Having good readable or viewable and share-able content is conditional for a website’s UX at this stage in the internet’s life. UX is shorthand for User eXperience, or how someone feels about their interaction with a system or interface. The focus of UX in web design has shifted over the years. Current best practices for the web user experience include clear navigation, mobile-readiness, and content-first design.
As much as it pains my little creative-writing heart to lump the words and images that we create into just the word “content,” it’s a useful catch-all phrase for everything you find on the internet. Think about it, though. Everything useful on the web falls under the category of “content.” Web copy. Infographics. How-to videos. White papers. Case studies. And a whole lot more.
So let’s work backwards. Now we know what UX is, and we know what content is, we need to define Content Strategy before we can see how Content Strategy is UX. Let’s look at a definition of strategy:
: a careful plan or method for achieving a particular goal usually over a long period of time
From this we can derive that Content Strategy is the plan to use content to reach a goal. Those goals are also part of the strategy – You need to define what the content’s purpose is, who it’s designed to reach, and for what end. Conversions? Value? SEO? You must determine these specifics before you have a strategy.
Let’s say you decide to create a high-level eBook with supporting blog posts and a how-to video that will provide a resource to others in your industry, with a “Contact Us” CTA alongside. With that strategy in place, you can use it to drive the customer experience. As Erin Kissane writes, “Good content is user centered,” so you’ll want to make sure that you’re using the language of your customers, and that you’re addressing their needs. This leads to good UX, because the consumer doesn’t need to look up definitions or seek supporting documentation. You will have provided information they can use and answered any questions they have, and you will have noted this in the strategy.

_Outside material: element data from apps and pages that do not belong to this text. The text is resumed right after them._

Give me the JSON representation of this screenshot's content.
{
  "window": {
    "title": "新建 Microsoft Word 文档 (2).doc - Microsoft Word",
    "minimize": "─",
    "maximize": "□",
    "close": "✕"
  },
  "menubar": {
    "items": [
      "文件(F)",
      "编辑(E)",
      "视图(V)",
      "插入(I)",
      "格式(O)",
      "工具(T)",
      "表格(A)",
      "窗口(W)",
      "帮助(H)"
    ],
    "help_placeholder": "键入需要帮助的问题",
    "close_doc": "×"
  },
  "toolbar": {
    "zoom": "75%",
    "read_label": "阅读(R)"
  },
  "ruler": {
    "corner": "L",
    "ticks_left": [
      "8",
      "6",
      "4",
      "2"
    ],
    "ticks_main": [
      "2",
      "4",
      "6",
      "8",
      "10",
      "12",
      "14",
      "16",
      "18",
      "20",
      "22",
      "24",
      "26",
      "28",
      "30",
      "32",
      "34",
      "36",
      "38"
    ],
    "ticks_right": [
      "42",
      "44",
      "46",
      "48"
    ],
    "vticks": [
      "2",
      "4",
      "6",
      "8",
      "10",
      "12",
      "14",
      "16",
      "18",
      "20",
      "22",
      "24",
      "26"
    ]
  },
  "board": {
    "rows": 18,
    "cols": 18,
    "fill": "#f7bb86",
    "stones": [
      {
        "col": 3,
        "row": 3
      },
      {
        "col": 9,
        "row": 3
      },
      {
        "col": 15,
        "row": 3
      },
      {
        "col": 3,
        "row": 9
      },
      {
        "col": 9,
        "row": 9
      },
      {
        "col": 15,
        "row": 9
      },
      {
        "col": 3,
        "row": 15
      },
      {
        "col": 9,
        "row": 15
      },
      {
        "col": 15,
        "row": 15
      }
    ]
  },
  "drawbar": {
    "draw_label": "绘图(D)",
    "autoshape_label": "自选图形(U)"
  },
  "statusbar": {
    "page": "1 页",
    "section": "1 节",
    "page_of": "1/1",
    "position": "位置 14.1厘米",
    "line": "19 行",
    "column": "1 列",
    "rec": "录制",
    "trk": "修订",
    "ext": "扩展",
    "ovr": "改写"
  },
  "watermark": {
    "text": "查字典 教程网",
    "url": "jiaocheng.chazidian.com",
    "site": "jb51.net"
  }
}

Poor content (and therefore poor Content Strategy and poor UX) would leave them wanting – perhaps needing – more information.
Can you have good content and poor UX? Yes, but you can’t have bad content and good UX.
Now, go forth and create a thoughtful content strategy as the base of a good UX. Your users and viewers and customers will thank you.